Tuxedo High School

BIO 101 Human Biology 
Structure and function of the major systems of the human body and how they interact. Non-lab course.   

CHEM 101 Elements of Chemistry I 
An introductory course for students with a limited background in math and/or chemistry. This course emphasizes chemical problem solving skills. Topics include atoms, molecules, ions, compounds, the periodic table, chemical reactions, reactions in solution, introduction to chemical bonding, thermochemistry, and gas laws. Chemical problem solving skills emphasized include scientific notation, dimensional analysis, and stoichiometry. 3 hours of lecture.  

HIST 121 Renaissance to Revolutions, 1500-1848 
Examine major political, economic, social, cultural and intellectual developments that affected Europe and the world. Study the transformation of Europe from the Renaissance to the French Revolution. Includes an assessment of industrialization in Europe. 

MATH 109 Applied Calculus 
Selected topics in calculus pertinent to the study of life sciences and managerial and social sciences. Functions, limits, differentiation, integration, methods and applications of the differential and integral calculus. Prerequisite: C- or better in MATH 104 or equivalent.

MATH 120 Statistics 
A first course in statistics. Conceptually covers the basics in descriptive and inferential statistics and computational facility with applied statistics; the proper use and interpretation of statistical results.

POLS 201 Contemporary American Politics 
Basic principles of the Constitution and how it governs American political life. The structure, organization, powers and functions of our national government and their impact both socially and economically on our established institutions. 

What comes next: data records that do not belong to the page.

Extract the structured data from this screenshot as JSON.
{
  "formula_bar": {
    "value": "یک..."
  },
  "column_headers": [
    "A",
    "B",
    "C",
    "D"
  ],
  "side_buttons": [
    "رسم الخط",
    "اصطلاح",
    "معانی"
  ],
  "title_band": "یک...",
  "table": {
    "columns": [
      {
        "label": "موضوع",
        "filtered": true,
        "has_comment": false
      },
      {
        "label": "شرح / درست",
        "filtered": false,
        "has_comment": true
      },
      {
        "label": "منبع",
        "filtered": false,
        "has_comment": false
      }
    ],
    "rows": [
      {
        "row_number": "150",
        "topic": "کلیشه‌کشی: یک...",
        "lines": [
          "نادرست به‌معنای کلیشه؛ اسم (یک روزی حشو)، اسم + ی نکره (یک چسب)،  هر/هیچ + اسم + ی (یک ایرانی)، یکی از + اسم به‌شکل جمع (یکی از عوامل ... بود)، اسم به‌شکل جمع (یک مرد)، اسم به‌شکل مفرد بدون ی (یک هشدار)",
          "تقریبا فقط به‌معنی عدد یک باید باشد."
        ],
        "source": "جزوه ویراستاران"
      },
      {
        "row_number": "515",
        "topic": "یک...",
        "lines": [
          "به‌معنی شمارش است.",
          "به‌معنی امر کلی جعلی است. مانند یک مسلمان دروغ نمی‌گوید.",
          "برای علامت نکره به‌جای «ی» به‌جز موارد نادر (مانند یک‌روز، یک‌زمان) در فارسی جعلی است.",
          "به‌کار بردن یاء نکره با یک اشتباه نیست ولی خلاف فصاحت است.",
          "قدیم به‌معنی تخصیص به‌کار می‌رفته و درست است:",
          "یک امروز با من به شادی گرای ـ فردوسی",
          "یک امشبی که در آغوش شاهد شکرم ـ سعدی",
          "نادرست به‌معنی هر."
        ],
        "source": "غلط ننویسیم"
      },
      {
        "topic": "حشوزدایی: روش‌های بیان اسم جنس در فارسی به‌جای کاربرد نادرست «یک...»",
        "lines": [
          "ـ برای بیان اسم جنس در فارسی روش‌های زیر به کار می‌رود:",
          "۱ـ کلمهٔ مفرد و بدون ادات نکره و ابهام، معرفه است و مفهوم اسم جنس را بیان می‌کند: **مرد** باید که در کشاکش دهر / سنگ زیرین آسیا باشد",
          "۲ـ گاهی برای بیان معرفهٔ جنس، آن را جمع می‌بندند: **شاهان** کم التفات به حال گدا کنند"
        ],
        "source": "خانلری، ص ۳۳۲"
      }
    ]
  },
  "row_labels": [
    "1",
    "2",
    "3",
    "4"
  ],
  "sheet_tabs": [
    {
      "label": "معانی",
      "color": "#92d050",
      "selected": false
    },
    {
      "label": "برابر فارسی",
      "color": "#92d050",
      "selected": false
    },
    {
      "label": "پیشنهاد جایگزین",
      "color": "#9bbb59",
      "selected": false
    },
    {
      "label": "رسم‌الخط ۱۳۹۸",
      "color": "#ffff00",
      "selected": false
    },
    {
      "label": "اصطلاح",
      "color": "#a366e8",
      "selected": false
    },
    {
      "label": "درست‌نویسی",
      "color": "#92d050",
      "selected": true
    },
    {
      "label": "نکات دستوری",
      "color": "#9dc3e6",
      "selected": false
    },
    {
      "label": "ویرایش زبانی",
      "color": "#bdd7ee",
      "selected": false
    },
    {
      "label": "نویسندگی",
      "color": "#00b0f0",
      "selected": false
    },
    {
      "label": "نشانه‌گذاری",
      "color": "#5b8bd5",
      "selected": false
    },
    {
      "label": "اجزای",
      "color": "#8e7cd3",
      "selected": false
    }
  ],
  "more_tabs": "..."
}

Writing 101 Academic Writing I 
The purpose of Writing 101 is to prepare students for the tasks of college-level writing through specific and often intense attention to the processes used to arrive at a written essay. Writing 101 develops reading comprehension, inference-drawing, and reading critically in addition to the usual emphasis on mechanics, form, audience, and style. Furthermore, it introduces rhetorical concepts and terms students will use throughout their undergraduate careers: argument, audience, claims, evidence, etc. Students will write approximately 20 pages of graded work; both out-of-class and in-class writing will strengthen students’ writing skills.